**ACTIVITY**
Copy out each line of the listing that has the word "label" in it.

**RECORDS SUPPLIED**

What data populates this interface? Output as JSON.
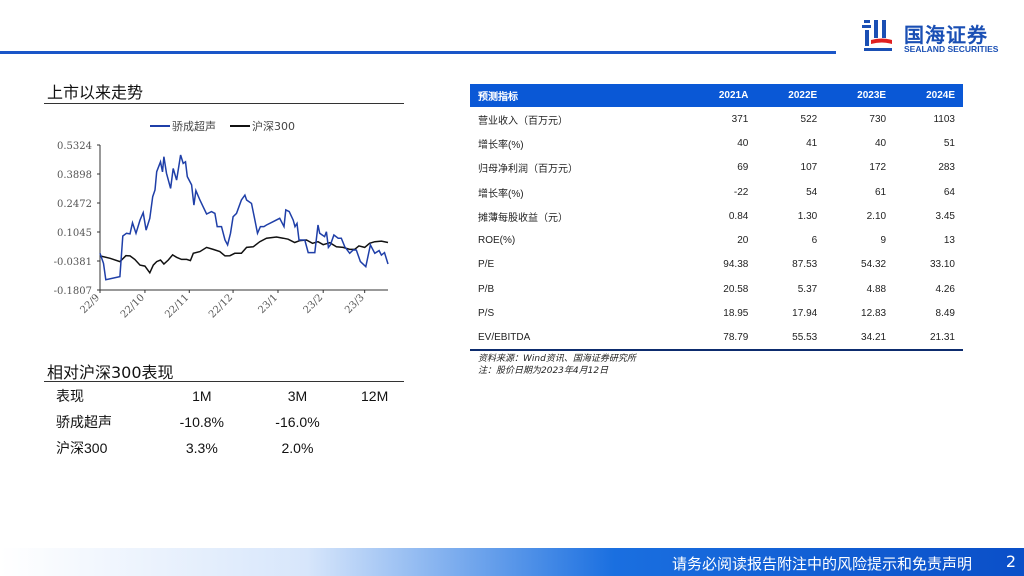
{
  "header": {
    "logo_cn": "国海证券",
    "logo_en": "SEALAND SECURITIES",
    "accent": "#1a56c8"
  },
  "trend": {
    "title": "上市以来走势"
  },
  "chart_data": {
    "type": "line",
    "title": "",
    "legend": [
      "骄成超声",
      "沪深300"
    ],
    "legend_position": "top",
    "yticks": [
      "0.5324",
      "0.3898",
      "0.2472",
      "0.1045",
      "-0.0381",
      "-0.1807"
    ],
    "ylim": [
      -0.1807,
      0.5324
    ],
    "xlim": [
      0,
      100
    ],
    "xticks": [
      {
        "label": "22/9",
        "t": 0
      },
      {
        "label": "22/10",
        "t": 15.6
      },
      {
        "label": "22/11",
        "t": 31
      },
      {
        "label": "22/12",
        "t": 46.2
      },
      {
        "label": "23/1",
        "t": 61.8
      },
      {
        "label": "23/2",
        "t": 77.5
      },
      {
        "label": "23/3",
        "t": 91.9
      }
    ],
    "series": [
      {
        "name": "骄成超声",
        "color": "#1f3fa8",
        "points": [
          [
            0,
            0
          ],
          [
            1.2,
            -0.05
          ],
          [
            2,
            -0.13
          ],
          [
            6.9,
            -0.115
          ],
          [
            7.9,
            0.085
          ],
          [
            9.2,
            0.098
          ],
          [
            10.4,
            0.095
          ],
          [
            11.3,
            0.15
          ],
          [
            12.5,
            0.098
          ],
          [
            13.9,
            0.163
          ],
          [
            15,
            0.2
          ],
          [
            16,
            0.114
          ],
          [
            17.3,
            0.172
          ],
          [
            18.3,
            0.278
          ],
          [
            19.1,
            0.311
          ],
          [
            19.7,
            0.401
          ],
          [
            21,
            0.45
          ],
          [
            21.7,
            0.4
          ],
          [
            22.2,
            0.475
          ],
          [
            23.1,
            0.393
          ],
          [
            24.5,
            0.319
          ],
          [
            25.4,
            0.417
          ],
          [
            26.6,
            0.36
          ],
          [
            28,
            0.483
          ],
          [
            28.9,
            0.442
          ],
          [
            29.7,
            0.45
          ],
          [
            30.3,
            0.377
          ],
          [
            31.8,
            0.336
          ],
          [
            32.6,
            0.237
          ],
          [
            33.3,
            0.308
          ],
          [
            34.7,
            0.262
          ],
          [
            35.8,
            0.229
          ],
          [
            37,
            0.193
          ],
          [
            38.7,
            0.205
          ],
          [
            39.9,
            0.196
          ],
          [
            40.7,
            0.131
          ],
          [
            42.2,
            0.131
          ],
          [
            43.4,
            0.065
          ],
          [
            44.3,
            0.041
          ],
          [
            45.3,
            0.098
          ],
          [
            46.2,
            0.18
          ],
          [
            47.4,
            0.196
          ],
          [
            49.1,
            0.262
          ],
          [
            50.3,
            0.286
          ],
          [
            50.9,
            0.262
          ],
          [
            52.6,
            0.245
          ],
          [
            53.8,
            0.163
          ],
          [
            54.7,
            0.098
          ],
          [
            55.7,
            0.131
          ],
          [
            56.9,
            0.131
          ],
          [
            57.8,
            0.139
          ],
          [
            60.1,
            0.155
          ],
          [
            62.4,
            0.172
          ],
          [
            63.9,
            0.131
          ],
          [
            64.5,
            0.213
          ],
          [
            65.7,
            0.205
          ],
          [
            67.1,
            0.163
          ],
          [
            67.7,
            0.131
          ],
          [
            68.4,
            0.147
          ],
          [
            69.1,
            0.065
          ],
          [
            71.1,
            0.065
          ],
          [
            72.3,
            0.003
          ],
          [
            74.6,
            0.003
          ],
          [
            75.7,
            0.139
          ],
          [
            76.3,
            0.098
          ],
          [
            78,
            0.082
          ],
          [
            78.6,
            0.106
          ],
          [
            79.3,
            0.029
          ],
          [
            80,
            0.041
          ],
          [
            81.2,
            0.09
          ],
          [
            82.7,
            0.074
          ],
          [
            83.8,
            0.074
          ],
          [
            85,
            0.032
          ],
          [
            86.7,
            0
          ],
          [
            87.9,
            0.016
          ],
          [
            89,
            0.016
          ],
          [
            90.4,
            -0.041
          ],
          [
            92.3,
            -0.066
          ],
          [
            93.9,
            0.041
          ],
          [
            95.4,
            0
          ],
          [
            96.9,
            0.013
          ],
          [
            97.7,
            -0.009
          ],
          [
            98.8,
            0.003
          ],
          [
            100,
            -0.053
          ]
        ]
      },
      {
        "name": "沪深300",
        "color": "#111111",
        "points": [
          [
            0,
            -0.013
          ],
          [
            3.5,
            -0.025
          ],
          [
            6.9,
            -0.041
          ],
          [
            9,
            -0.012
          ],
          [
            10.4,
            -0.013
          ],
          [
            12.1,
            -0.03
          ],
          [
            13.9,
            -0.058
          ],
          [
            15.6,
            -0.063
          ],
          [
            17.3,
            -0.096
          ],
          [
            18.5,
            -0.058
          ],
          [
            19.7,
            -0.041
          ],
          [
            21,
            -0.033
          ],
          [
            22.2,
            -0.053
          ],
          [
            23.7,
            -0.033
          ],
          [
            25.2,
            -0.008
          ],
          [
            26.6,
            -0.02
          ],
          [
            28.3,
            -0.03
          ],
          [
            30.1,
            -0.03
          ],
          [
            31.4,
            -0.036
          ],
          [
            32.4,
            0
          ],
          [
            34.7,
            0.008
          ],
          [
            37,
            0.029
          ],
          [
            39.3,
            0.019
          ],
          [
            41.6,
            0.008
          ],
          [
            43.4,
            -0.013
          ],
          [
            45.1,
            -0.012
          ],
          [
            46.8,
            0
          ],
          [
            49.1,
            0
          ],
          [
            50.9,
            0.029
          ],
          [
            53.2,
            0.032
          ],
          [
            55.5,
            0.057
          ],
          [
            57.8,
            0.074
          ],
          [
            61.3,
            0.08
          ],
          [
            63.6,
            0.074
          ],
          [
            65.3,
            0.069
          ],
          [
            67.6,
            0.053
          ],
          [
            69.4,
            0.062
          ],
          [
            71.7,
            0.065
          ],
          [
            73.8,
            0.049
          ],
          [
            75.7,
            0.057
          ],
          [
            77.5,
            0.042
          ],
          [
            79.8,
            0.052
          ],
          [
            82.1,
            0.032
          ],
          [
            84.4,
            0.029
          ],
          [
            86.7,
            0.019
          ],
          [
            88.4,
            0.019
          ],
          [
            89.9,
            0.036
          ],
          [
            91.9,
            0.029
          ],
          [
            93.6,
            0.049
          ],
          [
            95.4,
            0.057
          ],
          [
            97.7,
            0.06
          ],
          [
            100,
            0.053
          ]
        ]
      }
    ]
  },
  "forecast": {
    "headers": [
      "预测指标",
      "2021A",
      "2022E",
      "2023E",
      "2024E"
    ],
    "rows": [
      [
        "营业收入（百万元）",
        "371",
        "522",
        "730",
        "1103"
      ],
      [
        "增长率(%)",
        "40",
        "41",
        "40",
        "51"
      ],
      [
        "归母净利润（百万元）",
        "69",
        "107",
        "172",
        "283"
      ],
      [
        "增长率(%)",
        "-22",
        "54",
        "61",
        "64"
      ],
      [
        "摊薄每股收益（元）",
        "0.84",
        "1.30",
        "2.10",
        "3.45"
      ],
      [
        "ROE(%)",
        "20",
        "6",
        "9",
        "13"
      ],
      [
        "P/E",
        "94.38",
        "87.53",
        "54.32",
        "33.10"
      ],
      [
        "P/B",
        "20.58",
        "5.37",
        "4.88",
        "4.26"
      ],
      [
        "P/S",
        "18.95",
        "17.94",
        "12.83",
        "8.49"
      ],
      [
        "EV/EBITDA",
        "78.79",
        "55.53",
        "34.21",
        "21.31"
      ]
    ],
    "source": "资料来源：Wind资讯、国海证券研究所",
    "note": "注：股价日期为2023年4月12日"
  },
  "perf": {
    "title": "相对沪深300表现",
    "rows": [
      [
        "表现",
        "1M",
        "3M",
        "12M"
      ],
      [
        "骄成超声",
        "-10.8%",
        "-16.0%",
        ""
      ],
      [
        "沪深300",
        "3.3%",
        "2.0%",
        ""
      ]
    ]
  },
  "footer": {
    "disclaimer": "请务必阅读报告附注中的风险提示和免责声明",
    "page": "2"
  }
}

**ANSWER SPACE**
        "label": "22/9",
        "label": "22/10",
        "label": "22/11",
        "label": "22/12",
        "label": "23/1",
        "label": "23/2",
        "label": "23/3",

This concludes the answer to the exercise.